WHAT IS BEING ASKED -
Retype all the entries word for word, but omit the pictures.

Source records:
= = = = =
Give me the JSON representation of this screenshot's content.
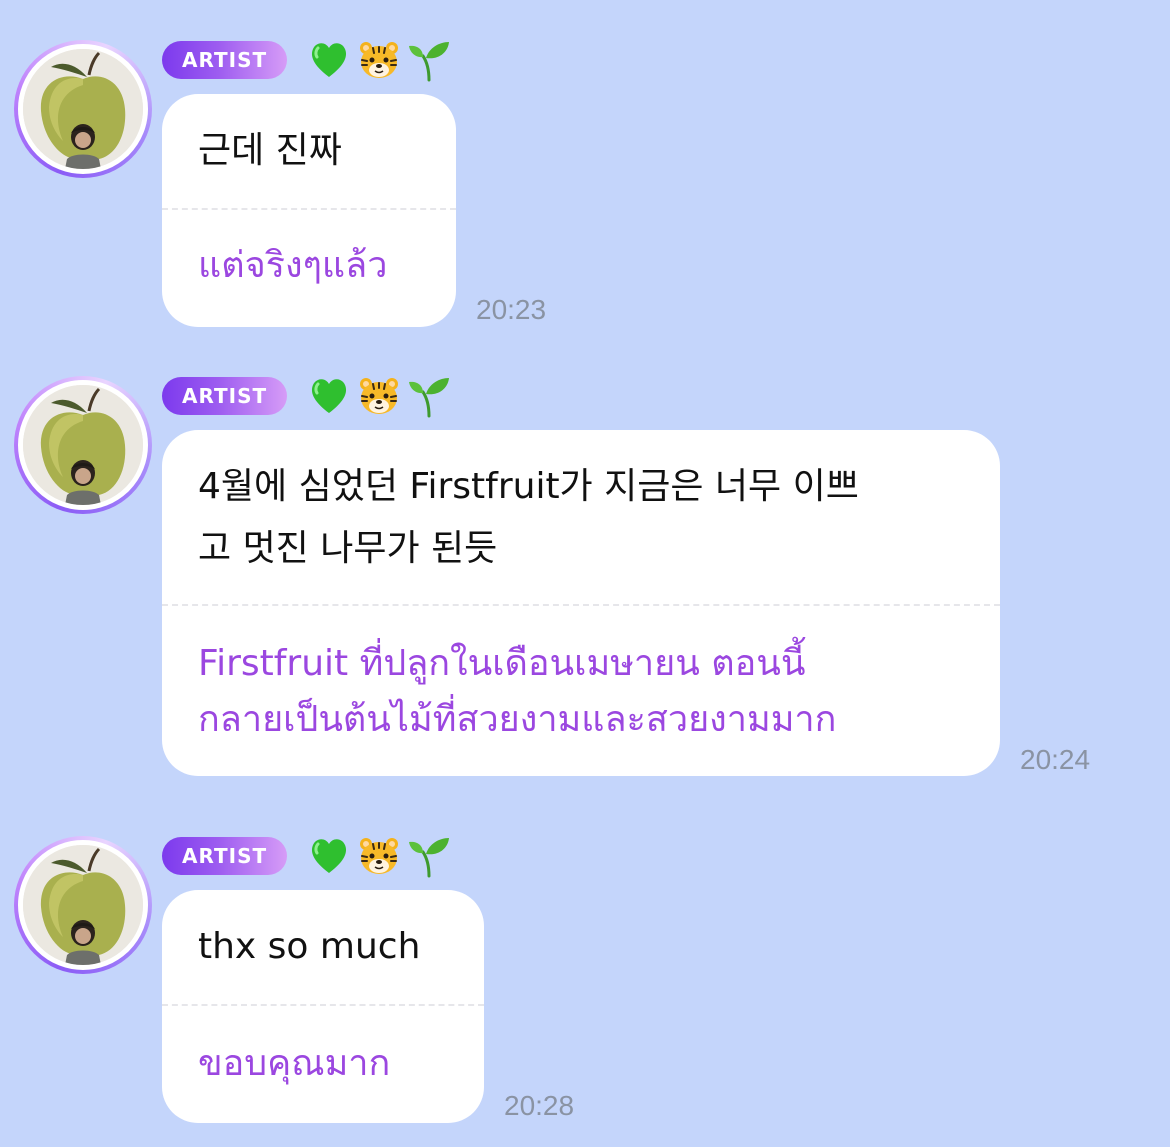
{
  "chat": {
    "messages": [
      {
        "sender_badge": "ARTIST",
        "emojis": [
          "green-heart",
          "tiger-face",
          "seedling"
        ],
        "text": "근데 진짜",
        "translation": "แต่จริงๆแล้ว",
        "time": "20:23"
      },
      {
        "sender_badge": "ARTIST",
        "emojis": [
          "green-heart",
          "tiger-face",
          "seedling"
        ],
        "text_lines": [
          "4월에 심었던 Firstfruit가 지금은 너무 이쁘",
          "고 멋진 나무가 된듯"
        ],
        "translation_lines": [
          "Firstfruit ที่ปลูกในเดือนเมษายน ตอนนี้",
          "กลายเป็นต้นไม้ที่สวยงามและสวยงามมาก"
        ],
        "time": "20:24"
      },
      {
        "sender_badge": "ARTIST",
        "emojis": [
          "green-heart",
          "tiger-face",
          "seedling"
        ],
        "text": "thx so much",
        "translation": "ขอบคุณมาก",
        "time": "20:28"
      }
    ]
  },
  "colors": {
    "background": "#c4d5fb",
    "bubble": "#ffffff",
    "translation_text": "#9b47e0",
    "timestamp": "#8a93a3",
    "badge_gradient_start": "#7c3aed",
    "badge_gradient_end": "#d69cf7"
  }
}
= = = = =
RESULT -
Give me the JSON representation of this screenshot's content.
{
  "chat": {
    "messages": [
      {
        "sender_badge": "ARTIST",
        "emojis": [
          "green-heart",
          "tiger-face",
          "seedling"
        ],
        "text": "근데 진짜",
        "translation": "แต่จริงๆแล้ว",
        "time": "20:23"
      },
      {
        "sender_badge": "ARTIST",
        "emojis": [
          "green-heart",
          "tiger-face",
          "seedling"
        ],
        "text_lines": [
          "4월에 심었던 Firstfruit가 지금은 너무 이쁘",
          "고 멋진 나무가 된듯"
        ],
        "translation_lines": [
          "Firstfruit ที่ปลูกในเดือนเมษายน ตอนนี้",
          "กลายเป็นต้นไม้ที่สวยงามและสวยงามมาก"
        ],
        "time": "20:24"
      },
      {
        "sender_badge": "ARTIST",
        "emojis": [
          "green-heart",
          "tiger-face",
          "seedling"
        ],
        "text": "thx so much",
        "translation": "ขอบคุณมาก",
        "time": "20:28"
      }
    ]
  },
  "colors": {
    "background": "#c4d5fb",
    "bubble": "#ffffff",
    "translation_text": "#9b47e0",
    "timestamp": "#8a93a3",
    "badge_gradient_start": "#7c3aed",
    "badge_gradient_end": "#d69cf7"
  }
}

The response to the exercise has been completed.